Roger is stretching towards the center of the baseline while hitting a forehand. His projection towards the ball is starting from the right foot and then unleashing a distinctive swing with arm outstretched, while his left leg is simultaneously taking a lateral step. A few milliseconds after meeting the ball, Roger’s feet are yet to touch the ground: He is in fact hitting a forehand with dynamic step. His arm-leg coordination is truly spot-on and his eyes are carefully watching the ball.
Immediately after Roger has made contact with the ball, his body weight is on the left foot. While following the point of contact, his eyes are closing for a moment and then quickly re-opening to observe the shot trajectory. The little adjustment step with the right foot is bringing Roger back to a frontal position facing the net. Absolute textbook material.

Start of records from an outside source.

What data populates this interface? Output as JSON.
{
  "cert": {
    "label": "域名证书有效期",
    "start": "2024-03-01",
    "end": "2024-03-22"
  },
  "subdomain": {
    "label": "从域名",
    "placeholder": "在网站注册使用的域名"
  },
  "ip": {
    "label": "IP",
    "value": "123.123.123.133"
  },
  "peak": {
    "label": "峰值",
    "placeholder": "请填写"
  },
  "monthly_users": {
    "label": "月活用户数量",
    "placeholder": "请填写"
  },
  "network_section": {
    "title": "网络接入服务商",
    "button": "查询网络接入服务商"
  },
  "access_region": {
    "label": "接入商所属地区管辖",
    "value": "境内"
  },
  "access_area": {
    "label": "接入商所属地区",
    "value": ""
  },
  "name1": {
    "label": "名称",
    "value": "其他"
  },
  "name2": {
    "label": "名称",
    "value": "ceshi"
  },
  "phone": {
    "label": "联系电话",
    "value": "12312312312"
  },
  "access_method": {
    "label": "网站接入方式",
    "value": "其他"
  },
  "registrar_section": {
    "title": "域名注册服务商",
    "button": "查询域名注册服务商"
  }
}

Roger is hitting a topspin backhand down-the-line in stylish fashion. Watch the external rotation of the forearm that is allowing him to hit the ball with topspin. Federer’s head continues to temporarily follow the point of contact for a millisecond with eyes half-closed even after his racquet has made contact with the ball. The transfer of the body weight to the ball is magnificent.
Roger is hitting a backhand from a lateral recovery position back to the center of the baseline. A very conservative follow-through is allowing Roger to maintain his balance. His wrist rotation is very controlled as well and his body weight is on the right foot, which is quickly raised to facilitate a smooth change of direction.
Roger is slicing his backhand with a nice little chip. His body weight is well-balanced and his shoulder turn is the key to a smooth slice. His upper body rotation is absolute perfection and his chest is facing the sideline while Roger is raising his racquet around shoulder height. He is also using his non-dominant hand on the throat of the racquet to aid the shoulder turn and to get his racquet into the right position until he begins the shot.
The picture on the left is showing Roger’s follow-through when hitting a splendidly aggressive forehand from inside the baseline. This image is perfectly showing his incredible balance at the end of the swing: Roger has just hit a frightening inside-out forehand and continues his follow-through until the racquet is touching his left arm. Despite a powerful motion in the upper part of his body and a forward thrust of his feet with fully dynamic suspension, Roger maintains an unreal balance throughout the entire action. His gesture almost looks delicate and graceful, in contrast with the tremendously heavy ball that the Swiss legend has just whacked. The picture on the right is showing a defensive backhand with a very nice upper arm-racquet action that is allowing Roger to hold his ground despite the depth of his opponent’s shot.
Here is the strongest asset in Federer’s game: The inside-out forehand with preparation, ball contact and follow-through from left to right. Roger’s left arm and eyes are searching the ball with great accuracy and his feet are about midway between parallel to the net and perpendicular to the back line. He is adopting a semi-open stance as he is drawing back his racquet with a standard backswing. His follow-through is very aggressive with an incredible upper body rotation and the jump is counterbalancing the power of the swing.
The middle frame is showing how Roger is meeting the ball just inside the sweet spot of his racquet to maximize the inside out effect. His upper body motion is allowing him to hit the shot with power and precision. He then continues to follow through while the racquet is swung around to his shoulder as he completes a legendary stroke.
The main reason behind Federer’s extraordinary performance at this year’s Australian Open was probably his relaxed attitude. He was always in very good spirit during his practice sessions, joking around with coach Ljubicic not only during breaks, but also while hitting the ball. The picture on the right is portraying Roger with a big smile on his face while he is starting his service motion, almost showing the happiness in hitting the ball like only he and a few others in tennis history have been able to do.